Bila found a shallow flat that was loaded with bass and threw back three solid keepers that would not help him today, but on the final day would be key.
“I am excited to get in there tomorrow and try to get a solid limit early,” he added. “I am fishing a mix of two baits and have some good water to fish on the final day.”
Joseph Webster began the tournament with 12 pounds on day one and added 17 pounds and 13 ounces on day two. His two-day total of 30 pounds and 3 ounces puts him in fourth place after two days on Logan Martin.
Running with a clue he learned on the final day of practice, Webster is focusing on docks and changing his approach each day, letting the fish dictate their behavior.
“I caught some big fish on that final day and was hoping they would reload as the event progressed, but they are relocating on the docks,” he said. “It seems like each morning I have to locate them, and each day has been different.”
With the majority of the field fishing the same type of water, Webster prioritizes targeting the hard-to-catch bass that may be untouched in his area.
“The easy ones are getting caught, and I am having to fish the Berkley Dime 4 and Frittside 5 in hard-to-reach places, but the bigger bites are coming that way,” he added. “I am making circles like everyone else but keeping tabs on which sections are not getting hit to keep finding fresh fish.”
For Showdown Saturday, Webster plans to change things up and start his event closer to the takeoff to try and capitalize on his least productive time of day.
“I can’t seem to start catching fish until 9 or 10 AM, so I will start up and work my way down the lake, trying to get a limit in the morning. Docks seem to be the name of the game, and it doesn’t matter if they are shallow or deep.”
The day one leader with 17 pounds, 2 ounces, Jason Burroughs added another 12 pounds, 12 ounces to his weight. With only one day remaining, Burroughs holds the fifth-place spot with a two-day total of 29 pounds, 14 ounces.
With a live camera today, Burroughs continued to scrap his practice and cover water with one bait and one rod that is getting it done for him.

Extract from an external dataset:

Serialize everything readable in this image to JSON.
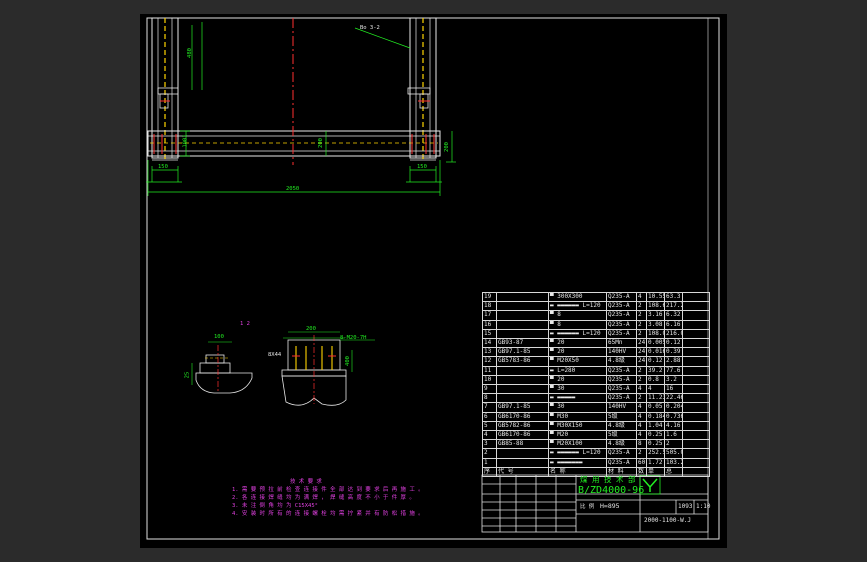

“I caught eight more keepers today, which is getting weird,” he said. “I caught eight in all three days of practice, eight yesterday, and eight today. I had three hours to catch one more and was not able to make it happen.”
Running a mix of new and old water, the South Carolina angler is targeting steeper banks where he can keep his reaction-style bait near the bottom. With more local anglers on the water and tournament competitors figuring out more of how the fish are biting, Burroughs is going to need more than eight bites on Showdown Saturday.
“The pressure has drastically increased,” he added. “But I’m going to go hard on them again tomorrow.”